MOUNT HOLLY SPRINGS, P.A. --- February is Black History Month and the Cumberland County community is trying to save a local piece of that history.
About two years ago, Lindsay Varner with the Cumberland County Historical Society said they learned the importance of Mount Tabor Church from the community.
The historic site still has a family connection to it: octogenarian Harriett Gumby.
"My mother's father came up from Virginia after the Civil War as an ex-slave and settled in the little town of Mount Holly Springs," said Gumby.
Around 1870, Gumby's grandfather, Elias Van Buren Parker, built the Mount Tabor Church for the black community he founded.
For nearly 100 years, the church served the community, including Carmen James.
"When I was a child, this was the church I attended with my brothers and we would come every Sunday," said James.
However, congregations at the church stopped around 1970.
It remained untouched, until recently.
"Harriett let us interview her and tell us her fantastic family story and it evolved into this amazing community project," said Varner.
The Cumberland County Historical Society, with help from the Greater Carlisle Heart and Soul Project, is looking to keep Mount Tabor's history intact.
The community has rallied to clear overgrowth around the building, preserve items left inside, such as pews and a piano, and has registered Mount Tabor as a historic site.
"Local businesses, private residents...it has been an amazing community effort," said Varner.
"It's like a miracle to me to see a little, small town take a black, senior citizen and try to help her preserve the memory and legacy of her mother and grandfather," said Gumby.
The non-profit Preservation Pennsylvania recently selected Mount Tabor as a site with statewide significance, as something important to the history of the commonwealth.
julia chain/preservation pennsylvania: "this is a great example of a documented site and it has the perfect storm of a community who cares about it and residents and family members who have a direct relationship with the building," said Julia Chain with Preservation Pennsylvania.
However, Varna said the future of what the site will look like still remains unclear.
"It's possible that the building might not survive but we would love to make sure this site is memorialized.

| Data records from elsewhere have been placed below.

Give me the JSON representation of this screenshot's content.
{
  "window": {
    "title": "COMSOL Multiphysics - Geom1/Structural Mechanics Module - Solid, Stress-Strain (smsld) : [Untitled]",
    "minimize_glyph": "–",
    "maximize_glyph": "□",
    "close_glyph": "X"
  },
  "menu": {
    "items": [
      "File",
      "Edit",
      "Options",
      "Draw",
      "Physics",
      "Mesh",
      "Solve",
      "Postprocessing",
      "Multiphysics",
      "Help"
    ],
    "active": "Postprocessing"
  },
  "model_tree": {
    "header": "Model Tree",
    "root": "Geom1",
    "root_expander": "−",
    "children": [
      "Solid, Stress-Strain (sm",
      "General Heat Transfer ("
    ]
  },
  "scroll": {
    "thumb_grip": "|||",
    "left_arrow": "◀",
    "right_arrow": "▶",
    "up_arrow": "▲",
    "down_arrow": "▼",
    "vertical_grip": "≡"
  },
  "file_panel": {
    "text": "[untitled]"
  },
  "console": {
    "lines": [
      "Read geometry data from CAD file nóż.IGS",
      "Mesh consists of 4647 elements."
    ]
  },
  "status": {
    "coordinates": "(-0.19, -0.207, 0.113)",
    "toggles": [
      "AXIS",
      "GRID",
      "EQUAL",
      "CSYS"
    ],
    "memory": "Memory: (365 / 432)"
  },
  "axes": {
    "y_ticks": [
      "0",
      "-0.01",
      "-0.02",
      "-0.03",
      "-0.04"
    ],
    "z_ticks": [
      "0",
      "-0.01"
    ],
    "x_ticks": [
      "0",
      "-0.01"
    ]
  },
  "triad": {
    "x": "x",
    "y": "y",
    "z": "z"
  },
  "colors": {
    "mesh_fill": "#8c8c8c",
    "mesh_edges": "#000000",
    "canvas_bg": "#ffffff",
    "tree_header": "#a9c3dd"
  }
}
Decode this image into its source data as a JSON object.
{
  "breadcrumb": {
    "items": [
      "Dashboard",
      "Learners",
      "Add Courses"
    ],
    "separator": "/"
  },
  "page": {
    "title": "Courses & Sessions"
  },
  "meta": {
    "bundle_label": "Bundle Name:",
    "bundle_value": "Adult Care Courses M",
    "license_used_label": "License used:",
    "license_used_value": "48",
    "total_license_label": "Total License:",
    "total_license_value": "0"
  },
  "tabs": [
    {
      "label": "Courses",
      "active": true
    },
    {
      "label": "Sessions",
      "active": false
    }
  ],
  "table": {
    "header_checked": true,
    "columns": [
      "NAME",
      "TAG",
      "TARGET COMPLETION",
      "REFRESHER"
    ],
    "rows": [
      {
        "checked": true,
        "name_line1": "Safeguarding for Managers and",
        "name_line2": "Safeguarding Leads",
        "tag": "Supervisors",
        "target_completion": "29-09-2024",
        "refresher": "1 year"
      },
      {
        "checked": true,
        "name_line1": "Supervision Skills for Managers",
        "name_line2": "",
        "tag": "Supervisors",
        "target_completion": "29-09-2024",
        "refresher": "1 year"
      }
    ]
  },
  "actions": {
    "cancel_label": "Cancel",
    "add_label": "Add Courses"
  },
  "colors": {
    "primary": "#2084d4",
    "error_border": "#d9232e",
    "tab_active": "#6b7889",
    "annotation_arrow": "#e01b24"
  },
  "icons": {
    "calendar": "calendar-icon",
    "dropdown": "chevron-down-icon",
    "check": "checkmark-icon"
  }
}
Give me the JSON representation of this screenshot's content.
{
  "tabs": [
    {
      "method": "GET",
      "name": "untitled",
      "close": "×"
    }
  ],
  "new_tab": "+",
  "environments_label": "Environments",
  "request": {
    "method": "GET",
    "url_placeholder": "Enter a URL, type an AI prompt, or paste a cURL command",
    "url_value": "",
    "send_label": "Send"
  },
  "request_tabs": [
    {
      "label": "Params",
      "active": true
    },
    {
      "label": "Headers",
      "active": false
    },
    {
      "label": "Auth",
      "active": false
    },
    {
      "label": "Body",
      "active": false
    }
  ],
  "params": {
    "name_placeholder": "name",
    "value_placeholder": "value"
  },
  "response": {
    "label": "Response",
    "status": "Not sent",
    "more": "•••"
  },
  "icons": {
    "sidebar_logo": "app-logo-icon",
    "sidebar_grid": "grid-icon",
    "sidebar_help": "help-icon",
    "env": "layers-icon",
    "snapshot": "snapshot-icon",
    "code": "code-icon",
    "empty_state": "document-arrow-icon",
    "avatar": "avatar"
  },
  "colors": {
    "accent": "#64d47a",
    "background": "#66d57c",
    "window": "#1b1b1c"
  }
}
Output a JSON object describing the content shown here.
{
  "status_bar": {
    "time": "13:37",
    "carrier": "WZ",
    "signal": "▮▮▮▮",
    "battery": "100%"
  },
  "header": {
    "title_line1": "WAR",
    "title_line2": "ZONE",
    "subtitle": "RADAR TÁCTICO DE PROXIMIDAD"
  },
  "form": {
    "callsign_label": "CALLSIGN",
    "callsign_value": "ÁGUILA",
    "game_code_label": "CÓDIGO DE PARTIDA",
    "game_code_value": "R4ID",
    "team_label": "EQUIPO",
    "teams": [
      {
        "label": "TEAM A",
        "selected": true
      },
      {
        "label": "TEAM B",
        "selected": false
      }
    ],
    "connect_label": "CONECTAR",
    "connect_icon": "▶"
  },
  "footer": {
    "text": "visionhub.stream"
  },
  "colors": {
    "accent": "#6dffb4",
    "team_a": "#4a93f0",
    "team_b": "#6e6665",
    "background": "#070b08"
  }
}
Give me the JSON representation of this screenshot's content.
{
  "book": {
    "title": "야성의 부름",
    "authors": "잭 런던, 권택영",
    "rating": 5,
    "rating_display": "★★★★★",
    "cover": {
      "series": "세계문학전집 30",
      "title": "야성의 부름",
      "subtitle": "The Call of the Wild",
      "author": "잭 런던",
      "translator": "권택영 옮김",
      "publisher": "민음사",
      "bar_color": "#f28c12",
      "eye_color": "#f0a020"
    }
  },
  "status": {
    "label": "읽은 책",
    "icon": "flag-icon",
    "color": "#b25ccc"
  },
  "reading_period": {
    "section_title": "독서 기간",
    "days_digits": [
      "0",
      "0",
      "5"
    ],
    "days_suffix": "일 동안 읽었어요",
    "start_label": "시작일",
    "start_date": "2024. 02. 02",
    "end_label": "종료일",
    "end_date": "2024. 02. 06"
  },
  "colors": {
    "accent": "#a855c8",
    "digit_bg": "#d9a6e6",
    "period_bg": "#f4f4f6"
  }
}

We don't want the site to just become overgrown and forgotten," said Varna.
As part of the preservation efforts, work continues on a cemetary near by where Elias Parker, original families, and Civil War veterans rest.
Gumby said she hopes with a little more help, their place in history will remain forever.
"That we can finally say this ex-slave that fought in the Civil War for the North...His legacy has finally been laid to rest after all these years," said Gumby.
For more information on how to help with the preservation process, visit the Cumberland County Historical Society website here.
For more information on the history of Mount Tabor Church site, as well as other "at-risk" sites, visit Preservation Pennsylvania website here.